### Requirement:
Every line below containing the word "daty" should be found and copied.

Task input Block Start

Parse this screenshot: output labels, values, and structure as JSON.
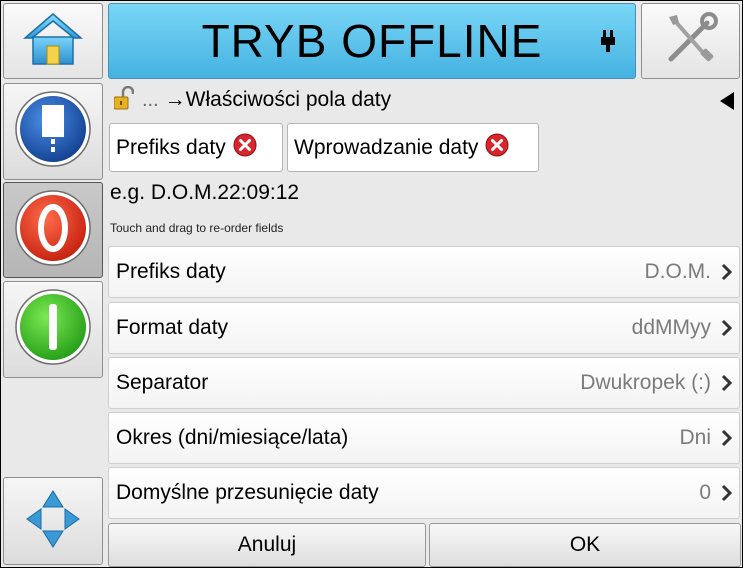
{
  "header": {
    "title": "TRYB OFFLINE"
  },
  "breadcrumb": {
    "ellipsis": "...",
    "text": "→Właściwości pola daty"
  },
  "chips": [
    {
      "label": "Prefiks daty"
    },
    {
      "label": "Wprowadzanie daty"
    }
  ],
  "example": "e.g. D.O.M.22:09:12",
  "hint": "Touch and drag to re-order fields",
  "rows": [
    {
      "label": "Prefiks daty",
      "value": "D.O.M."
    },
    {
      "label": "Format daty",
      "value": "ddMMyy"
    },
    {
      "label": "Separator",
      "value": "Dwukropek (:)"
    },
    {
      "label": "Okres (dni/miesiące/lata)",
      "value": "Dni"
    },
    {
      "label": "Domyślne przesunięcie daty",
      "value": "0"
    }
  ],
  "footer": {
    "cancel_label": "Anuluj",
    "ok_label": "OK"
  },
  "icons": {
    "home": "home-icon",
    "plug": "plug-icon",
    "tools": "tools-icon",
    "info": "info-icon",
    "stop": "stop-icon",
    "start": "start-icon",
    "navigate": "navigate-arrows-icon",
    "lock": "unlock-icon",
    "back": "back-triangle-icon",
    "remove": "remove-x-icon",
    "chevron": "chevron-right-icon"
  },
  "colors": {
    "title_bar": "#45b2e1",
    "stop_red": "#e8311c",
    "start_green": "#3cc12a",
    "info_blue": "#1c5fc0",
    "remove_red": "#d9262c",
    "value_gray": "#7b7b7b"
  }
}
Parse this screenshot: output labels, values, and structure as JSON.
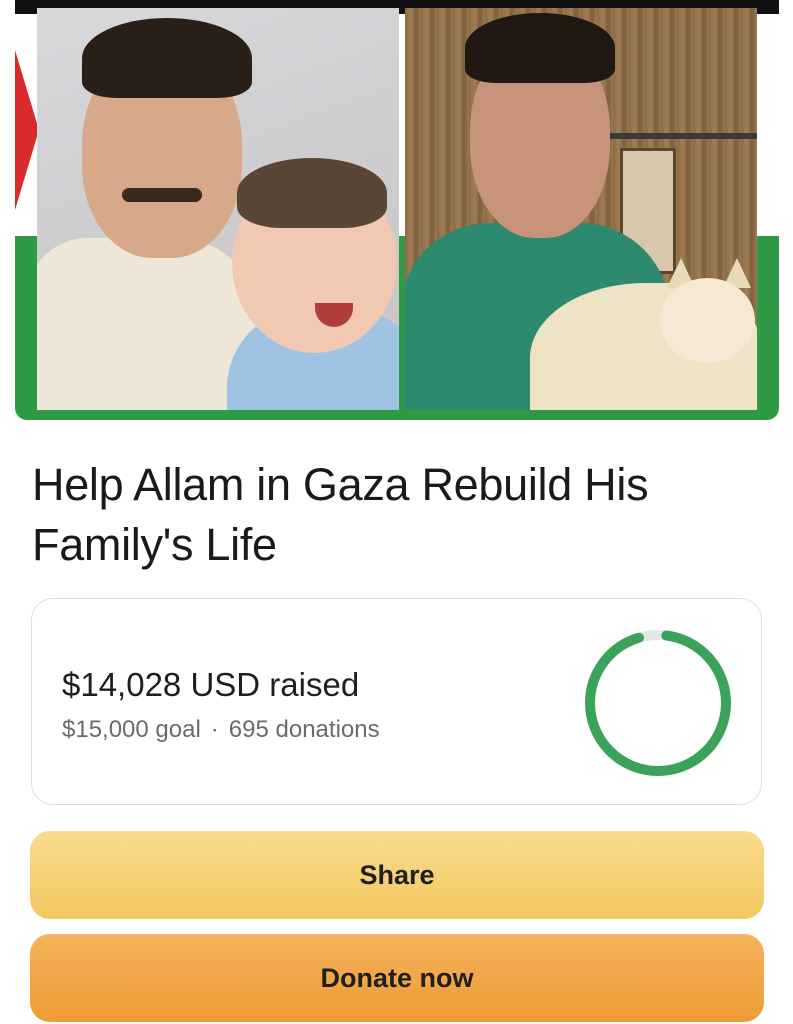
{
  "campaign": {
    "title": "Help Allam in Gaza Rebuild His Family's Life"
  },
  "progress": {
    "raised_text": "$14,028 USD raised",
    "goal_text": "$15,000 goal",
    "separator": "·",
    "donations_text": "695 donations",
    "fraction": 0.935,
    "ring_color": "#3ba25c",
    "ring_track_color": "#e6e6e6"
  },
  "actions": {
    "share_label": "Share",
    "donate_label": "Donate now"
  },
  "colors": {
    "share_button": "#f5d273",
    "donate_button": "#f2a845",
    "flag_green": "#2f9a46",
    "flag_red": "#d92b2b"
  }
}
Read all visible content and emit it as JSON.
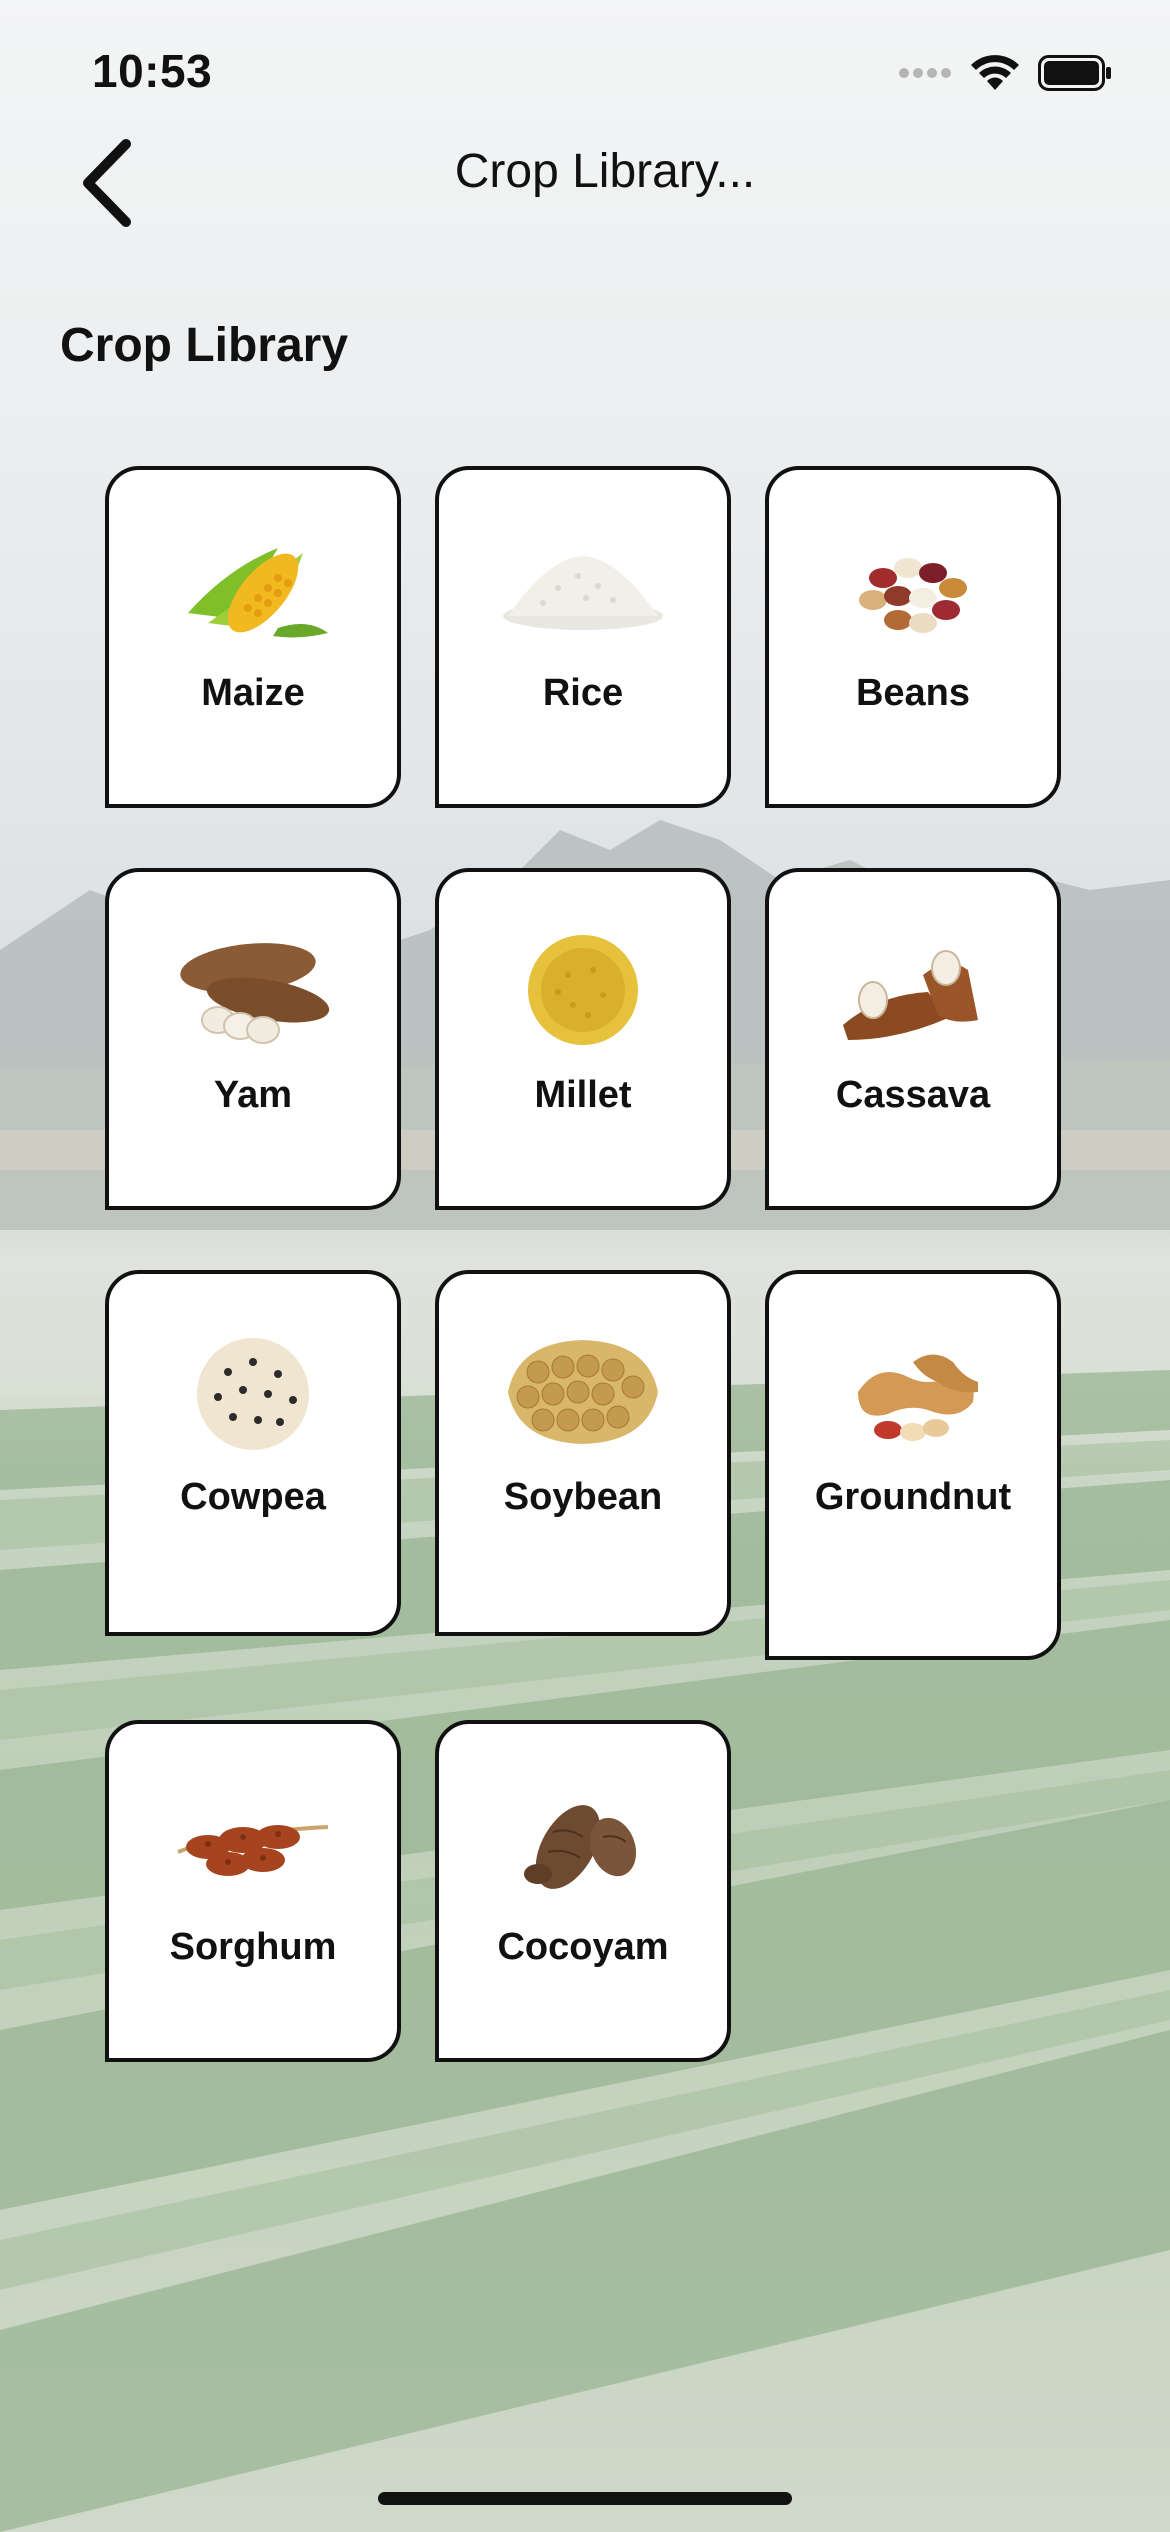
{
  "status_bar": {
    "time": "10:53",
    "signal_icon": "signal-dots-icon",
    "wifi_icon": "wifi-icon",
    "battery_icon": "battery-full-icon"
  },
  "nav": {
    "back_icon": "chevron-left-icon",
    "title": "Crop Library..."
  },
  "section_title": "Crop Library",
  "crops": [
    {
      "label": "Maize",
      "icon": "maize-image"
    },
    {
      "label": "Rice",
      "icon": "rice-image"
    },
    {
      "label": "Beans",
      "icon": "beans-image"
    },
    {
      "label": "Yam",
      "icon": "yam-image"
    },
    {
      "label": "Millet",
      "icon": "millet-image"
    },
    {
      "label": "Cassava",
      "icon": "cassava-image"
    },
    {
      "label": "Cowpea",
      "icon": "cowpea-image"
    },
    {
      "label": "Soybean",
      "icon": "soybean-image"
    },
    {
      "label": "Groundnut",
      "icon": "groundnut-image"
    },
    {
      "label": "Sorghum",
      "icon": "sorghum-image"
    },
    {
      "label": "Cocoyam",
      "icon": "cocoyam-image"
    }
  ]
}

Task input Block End

### Exercise answer:
    "text": "→Właściwości pola daty"
      "label": "Prefiks daty"
      "label": "Wprowadzanie daty"
      "label": "Prefiks daty",
      "label": "Format daty",
      "label": "Domyślne przesunięcie daty",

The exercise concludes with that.